Holger Gensmantel, Carl Zeiss AG
In an exclusive interview with Who’s Who Legal, Holger Gensmantel discusses his role at Carl Zeiss, the qualities that make a successful trademarks lawyer, the German legal marketplace and the challenges of fostering innovation while adhering to regulation.
Over the last few years, the pace of global business has changed, with companies required to keep up with the modern world – one that is increasingly dynamic and constantly evolving. Businesses, and consequently their legal teams, now find themselves having to respond quicker to market needs, and strike a balance between observing legal limitations and pursuing innovative and market leading projects, all the while protecting and promoting their brand.
Carl Zeiss boasts a presence in over 40 countries, developing and distributing measuring technology, manufacturing equipment, microscopes, medical technology, optical and camera lenses and planetarium technology. With innovation at its heart since it was founded in 1846 in Jena, Germany, the company is constantly looking forwards, allowing it to successfully meet future customer needs.
I head Carl Zeiss’s trademark department. Our responsibilities include the worldwide handling of the group´s trademark portfolio, from trademark availability searches, applications, renewals, monitoring and defence, to enforcement and licensing agreements. Further, we advise our business groups in the fields of copyright and unfair competition law, including healthcare law. For example, we review advertising and marketing materials and concepts. We work closely with our colleagues from corporate communications, marketing and product management, as well as the legal department.
I do not think that the role of the in-house lawyer has changed so much over the past few years. But in a constantly accelerating age where businesses need to be flexible, proactive and timely in response to ever-quickening market-driven requirements, our internal clients certainly expect us to advise and respond more promptly. And they increasingly demand that we do not only give an assessment of the legal situation but that we understand the business and provide solutions for their specific problems.
We try to handle as much work as possible in-house. Of course, there are many situations where it is mandatory to involve external counsels, especially abroad.
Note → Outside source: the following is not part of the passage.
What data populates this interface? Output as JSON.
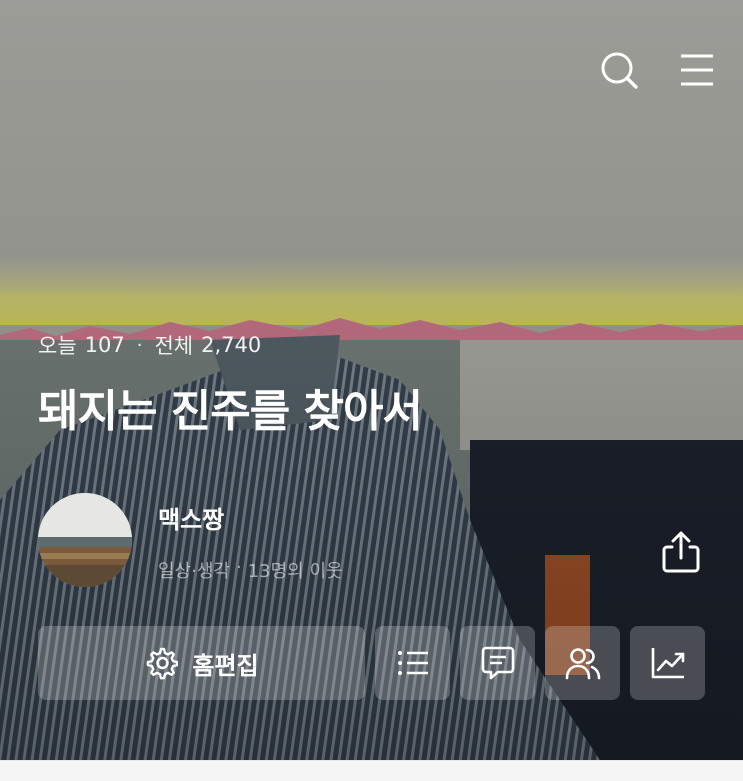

Apart from that, we engage external counsels in situations that require in-depth legal research and a comprehensive assessment when we do not have the time to do this ourselves, or if the matter primarily raises questions under foreign law.
Expertise and good judgement are key. Trademark law is not mathematics. A lot of questions require the ability to weigh different factors. It is not always easy to come to a clear result. I appreciate pragmatic lawyers who write and explain clearly, persuasively and concisely. Lawyers – in-house or external – who manage large trademark portfolios need a high level of organisation and discipline as well as a good and reliable team.
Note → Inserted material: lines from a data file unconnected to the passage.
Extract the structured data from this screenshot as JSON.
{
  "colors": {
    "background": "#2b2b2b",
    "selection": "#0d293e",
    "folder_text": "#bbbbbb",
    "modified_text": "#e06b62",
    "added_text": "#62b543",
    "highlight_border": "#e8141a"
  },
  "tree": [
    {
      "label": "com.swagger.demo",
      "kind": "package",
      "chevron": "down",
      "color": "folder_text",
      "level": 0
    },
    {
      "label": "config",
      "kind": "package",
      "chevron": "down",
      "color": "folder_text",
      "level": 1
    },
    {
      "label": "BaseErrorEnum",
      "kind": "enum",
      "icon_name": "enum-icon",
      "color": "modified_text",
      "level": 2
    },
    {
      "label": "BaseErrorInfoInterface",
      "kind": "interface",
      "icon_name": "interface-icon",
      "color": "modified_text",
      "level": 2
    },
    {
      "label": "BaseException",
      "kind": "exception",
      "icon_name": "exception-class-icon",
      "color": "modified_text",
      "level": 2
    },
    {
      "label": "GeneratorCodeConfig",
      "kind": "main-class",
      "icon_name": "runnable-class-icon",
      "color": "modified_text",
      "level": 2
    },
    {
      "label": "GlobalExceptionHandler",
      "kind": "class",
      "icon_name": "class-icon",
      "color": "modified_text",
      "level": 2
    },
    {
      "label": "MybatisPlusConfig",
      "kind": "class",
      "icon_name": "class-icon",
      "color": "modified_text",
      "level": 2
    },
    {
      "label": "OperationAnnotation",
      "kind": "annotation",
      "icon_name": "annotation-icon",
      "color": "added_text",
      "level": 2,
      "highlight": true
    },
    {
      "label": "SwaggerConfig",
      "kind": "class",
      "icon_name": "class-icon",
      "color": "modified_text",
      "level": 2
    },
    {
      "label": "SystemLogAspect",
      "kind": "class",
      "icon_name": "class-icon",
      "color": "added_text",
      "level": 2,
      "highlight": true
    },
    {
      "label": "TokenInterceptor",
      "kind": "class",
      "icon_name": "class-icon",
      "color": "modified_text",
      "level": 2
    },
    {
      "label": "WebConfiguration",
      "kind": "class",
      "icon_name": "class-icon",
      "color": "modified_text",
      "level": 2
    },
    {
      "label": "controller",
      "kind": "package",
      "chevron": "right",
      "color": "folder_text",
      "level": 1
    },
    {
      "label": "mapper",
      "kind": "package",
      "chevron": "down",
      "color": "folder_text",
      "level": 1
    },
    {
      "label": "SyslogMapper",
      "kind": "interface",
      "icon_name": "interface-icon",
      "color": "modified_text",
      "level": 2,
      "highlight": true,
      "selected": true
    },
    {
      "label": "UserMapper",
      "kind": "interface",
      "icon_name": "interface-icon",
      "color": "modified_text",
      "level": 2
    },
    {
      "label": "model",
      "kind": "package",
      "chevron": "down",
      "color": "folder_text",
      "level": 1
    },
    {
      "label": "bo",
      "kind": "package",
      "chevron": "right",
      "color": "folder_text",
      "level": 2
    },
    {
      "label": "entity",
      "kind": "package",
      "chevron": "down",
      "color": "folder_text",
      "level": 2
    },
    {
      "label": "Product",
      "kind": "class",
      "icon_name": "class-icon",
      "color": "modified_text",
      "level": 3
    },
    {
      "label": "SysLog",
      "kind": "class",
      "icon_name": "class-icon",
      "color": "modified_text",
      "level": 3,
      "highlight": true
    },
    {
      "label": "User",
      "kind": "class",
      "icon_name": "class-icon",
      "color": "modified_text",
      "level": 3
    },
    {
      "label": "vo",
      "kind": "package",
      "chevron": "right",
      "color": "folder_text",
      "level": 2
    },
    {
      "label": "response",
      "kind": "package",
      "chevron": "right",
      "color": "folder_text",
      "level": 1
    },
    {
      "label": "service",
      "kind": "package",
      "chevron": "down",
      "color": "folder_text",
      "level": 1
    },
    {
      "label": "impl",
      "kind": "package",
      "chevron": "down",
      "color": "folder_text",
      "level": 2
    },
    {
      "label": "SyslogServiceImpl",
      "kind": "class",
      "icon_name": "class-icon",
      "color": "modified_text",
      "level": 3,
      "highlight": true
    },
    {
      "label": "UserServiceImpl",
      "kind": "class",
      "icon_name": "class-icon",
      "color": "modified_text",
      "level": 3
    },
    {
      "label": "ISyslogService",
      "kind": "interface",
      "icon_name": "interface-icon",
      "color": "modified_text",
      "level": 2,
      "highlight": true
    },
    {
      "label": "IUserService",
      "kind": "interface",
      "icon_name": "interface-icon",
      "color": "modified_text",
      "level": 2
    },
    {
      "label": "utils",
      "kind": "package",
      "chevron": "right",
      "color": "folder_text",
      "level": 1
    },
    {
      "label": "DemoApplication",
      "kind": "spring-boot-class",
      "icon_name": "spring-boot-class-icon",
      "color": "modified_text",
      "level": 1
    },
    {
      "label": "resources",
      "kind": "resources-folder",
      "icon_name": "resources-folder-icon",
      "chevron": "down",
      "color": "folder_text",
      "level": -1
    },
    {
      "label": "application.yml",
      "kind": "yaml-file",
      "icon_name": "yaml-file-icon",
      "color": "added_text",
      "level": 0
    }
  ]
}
There is plenty of choice for clients. The German legal market is highly heterogeneous with large international law firms, highly specialised boutiques and medium-sized law firms, as well as small firms and numerous solo practitioners. There are good lawyers in each of these segments. Particularly in southern Germany, there are longstanding contacts between medium-sized law firms and SMEs.
In Germany, we have been mainly working with law firms of German origin. Abroad, we are working both with international and local law firms, many of whom have been working with us for years or decades. We put great emphasis in trustful and long-term relationships. This approach has proven its worth. With Zeiss being divided up into the four segments (semiconductor manufacturing technology; research and quality technology; medical technology; and vision care/consumer optics) and many products that are difficult to understand and explain in layman’s terms, it has paid off in many cases to work with lawyers that are familiar with the company and its products.
There are many. Together with our Chinese colleagues we worked on an unfair competition case after the adoption of a new advertising law in 2015. The Chinese State Administration and Industry Bureau has since strengthened the supervision of advertisement. Currently, we are seeing a significant increase in counterfeit products from China which are offered through different internet platforms. We are trying to find and shut down the source of the products.
There have been many changes in trademark und unfair competition laws in recent years. Luckily, most of these changes have been rather editorial and not substantive. The amendment of the Community trademark regulation in March this year has certainly brought some significant changes to the Community trademark (now European Union trademark) system. These changes certainly affect our daily work but do not directly affect our company or industries.
Sometimes it is. Legislation is not always keeping up with the economic development. For example, our medical technology business group has been working on an ophthalmic screening solution to enable targeted screening of diabetic patients for diabetic retinopathy. Diabetics will be screened at their existing points of care, like pathology labs, where they routinely visit for blood tests. Remote assessment by qualified ophthalmologists will provide a rapid evaluation and recommendation back to the patient. A business model that includes remote medical diagnostics raises many legal questions. In some countries, remote medical diagnostics are forbidden at all. In such a situation, it is not always easy to advise and to not appear as the brakeman. But I am convinced that innovation, success and compliance with the legal framework are not mutually exclusive in the long-term.
This is rather a question for the management. But I am confident that the company will master the challenges, uncertain economic situation in many countries, digitisation etc, and hope that we will continue the constant and healthy growth we have seen in recent years.